- World Map With Major Latitude Circles showcases the major lines of latitude that divide the Earth into distinct regions.
- This map provides valuable information about the geographical features, climate patterns, and time zones of different areas.
- Understanding the latitude circles helps in navigation, determining distances, and analyzing climate variations around the globe.
The concept of latitude circles dates back to ancient times when astronomers and navigators began observing the Earth and its characteristics. One of the earliest mentions of latitude can be found in the works of the ancient Greek philosopher and mathematician, Eratosthenes. He was the first known person to measure the Earth’s circumference and divided the globe into 60 degrees of latitude. Later, this division was refined by Claudius Ptolemy, an Alexandrian geographer, who introduced the concept of equator, tropics, and polar circles.
During the Age of Discovery, renowned explorers such as Christopher Columbus, Ferdinand Magellan, and James Cook utilized latitude circles to navigate through uncharted territories. Latitude circles provided a fundamental framework for calculating distances, determining direction, and locating important landmarks.
1. Significance of Equator: The equator is the most prominent line of latitude and divides the Earth into the Northern and Southern Hemispheres. It has a major impact on the climate and biodiversity of different regions. Countries near the equator experience tropical climates with abundant rainfall, while regions farther away from the equator have distinct seasons.
2. Tropics and Subtropics: The Tropic of Cancer and the Tropic of Capricorn are important latitude circles that mark the northernmost and southernmost points where the sun appears directly overhead. These regions are known for their warm weather and unique ecosystems. The Subtropical Zones lie between the tropics and the mid-latitudes, displaying characteristics of both these regions.
3. Polar Circles and the Poles: The Arctic Circle and the Antarctic Circle mark the southernmost and northernmost points at which the sun remains visible or invisible for 24 hours during the summer and winter solstices. These extreme regions are characterized by freezing temperatures, polar ice caps, and unique wildlife.
Table of Relevant Facts
|Latitude Circle||Location||Corresponding Position|
|Equator||Around the middle of the Earth||0° latitude|
|Tropic of Cancer||Approximately 23.5° north of the Equator||23.5° latitude|
|Tropic of Capricorn||Approximately 23.5° south of the Equator||23.5° latitude|
|Arctic Circle||66.5° north of the Equator||66.5° latitude|
|Antarctic Circle||66.5° south of the Equator||66.5° latitude|
What is the purpose of latitude circles?
Latitude circles help in defining the geographical location of a place and aid in navigation, determining distances, and understanding climate patterns.
How many latitude circles are there?
There are five major latitude circles: the Equator, the Tropic of Cancer, the Tropic of Capricorn, the Arctic Circle, and the Antarctic Circle.
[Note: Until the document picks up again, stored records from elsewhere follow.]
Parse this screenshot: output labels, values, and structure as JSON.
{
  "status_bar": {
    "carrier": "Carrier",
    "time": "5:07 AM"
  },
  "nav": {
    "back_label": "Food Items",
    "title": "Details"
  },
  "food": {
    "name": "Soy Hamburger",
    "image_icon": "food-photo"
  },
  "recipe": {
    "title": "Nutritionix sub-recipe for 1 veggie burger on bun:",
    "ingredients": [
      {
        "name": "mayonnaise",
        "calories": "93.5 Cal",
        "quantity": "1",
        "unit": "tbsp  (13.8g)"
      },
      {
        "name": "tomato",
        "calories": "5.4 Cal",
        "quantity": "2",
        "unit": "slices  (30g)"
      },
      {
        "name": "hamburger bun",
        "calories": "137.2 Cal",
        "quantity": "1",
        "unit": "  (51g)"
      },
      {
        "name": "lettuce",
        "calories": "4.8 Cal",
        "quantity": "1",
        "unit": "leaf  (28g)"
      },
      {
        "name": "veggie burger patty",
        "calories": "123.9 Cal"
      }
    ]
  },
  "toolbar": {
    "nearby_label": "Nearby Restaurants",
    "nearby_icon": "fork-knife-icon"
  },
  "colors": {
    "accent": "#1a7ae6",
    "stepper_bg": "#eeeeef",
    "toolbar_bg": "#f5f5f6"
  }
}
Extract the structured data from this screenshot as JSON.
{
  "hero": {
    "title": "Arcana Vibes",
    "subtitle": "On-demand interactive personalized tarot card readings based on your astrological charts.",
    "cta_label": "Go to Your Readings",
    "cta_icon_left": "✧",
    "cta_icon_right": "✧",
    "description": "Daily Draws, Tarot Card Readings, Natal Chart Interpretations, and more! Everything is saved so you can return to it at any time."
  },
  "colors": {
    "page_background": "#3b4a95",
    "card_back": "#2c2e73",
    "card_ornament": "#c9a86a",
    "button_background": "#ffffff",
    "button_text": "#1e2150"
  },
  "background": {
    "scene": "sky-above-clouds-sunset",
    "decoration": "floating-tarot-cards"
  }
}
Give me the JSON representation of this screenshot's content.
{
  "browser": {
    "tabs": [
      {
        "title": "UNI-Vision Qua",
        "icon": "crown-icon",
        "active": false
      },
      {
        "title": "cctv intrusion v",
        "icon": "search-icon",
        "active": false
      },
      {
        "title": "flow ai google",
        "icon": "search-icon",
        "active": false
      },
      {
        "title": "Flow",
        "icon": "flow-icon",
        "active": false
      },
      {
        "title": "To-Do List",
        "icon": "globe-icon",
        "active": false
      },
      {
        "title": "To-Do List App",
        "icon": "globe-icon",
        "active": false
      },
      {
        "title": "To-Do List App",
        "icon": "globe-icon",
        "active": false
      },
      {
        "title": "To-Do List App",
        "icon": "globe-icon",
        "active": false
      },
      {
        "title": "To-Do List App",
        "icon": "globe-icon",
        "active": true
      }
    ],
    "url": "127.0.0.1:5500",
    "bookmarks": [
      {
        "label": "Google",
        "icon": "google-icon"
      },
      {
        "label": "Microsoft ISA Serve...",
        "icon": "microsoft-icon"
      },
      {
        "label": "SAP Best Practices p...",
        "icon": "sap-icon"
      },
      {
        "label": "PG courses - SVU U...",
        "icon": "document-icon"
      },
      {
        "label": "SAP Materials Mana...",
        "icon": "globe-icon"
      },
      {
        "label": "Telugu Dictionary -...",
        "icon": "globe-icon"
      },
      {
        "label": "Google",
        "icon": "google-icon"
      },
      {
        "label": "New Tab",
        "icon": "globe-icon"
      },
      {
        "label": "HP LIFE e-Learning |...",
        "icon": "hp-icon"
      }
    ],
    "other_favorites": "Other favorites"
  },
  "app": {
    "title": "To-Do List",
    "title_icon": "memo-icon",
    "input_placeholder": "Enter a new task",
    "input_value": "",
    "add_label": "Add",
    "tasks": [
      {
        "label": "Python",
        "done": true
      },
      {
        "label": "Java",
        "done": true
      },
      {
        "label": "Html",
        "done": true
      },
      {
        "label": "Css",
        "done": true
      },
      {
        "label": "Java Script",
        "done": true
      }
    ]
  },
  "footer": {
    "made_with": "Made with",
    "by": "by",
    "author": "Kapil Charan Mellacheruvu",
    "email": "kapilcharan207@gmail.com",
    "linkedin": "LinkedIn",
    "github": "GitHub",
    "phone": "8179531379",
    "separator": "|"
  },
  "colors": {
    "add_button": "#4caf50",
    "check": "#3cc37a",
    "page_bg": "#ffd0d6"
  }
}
What happens at the Arctic and Antarctic Circles?
During the summer and winter solstices, the sun remains visible for 24 hours within the Arctic Circle and invisible within the Antarctic Circle.
What is the significance of the Tropics?
The Tropics (Tropic of Cancer and Tropic of Capricorn) receive direct sunlight throughout the year, resulting in warm temperatures and unique ecosystems.
How does the Equator affect climate?
The proximity to the Equator influences climate, as regions near to it experience tropical climates, while those farther away have distinct seasons.
What is the latitude of the North Pole?
The latitude of the North Pole is 90° north.
What is the latitude of the South Pole?
The latitude of the South Pole is 90° south.
List of LSI Keywords
- World Map with Latitude Circles
- Major Latitude Lines
- Latitude Circles in Cartography
- Claudius Ptolemy and Latitude
- Equator and Climate
- Tropics and Subtropics
- Arctic and Antarctic Circles
- Geographical Navigation
- Distance Calculation using Latitude